**What you are asked to do:**
List each line of the data that holds the string "text".

*** Block opens ***

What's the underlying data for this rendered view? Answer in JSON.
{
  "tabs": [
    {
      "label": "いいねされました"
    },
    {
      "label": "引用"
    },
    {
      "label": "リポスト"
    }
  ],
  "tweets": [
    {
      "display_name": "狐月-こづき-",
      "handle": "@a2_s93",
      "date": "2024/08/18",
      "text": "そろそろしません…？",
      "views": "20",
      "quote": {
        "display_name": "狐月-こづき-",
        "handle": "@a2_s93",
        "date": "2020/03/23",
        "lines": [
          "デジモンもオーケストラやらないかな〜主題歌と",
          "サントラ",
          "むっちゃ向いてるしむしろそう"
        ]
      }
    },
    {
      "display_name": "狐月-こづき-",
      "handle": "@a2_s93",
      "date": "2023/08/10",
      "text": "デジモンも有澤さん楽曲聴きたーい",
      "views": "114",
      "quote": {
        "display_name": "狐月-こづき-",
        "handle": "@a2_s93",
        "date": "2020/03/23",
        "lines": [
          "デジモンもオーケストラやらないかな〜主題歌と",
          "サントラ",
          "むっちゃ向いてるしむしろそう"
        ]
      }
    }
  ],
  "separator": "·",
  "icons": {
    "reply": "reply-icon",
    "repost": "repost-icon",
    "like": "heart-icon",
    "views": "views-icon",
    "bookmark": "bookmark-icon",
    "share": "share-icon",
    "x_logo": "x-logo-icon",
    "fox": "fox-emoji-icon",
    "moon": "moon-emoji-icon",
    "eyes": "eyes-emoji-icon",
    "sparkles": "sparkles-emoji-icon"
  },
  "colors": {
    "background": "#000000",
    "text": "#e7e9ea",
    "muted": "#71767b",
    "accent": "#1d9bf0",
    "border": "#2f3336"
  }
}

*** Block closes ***

**Answer space:**
      "text": "そろそろしません…？",
      "text": "デジモンも有澤さん楽曲聴きたーい",
    "text": "#e7e9ea",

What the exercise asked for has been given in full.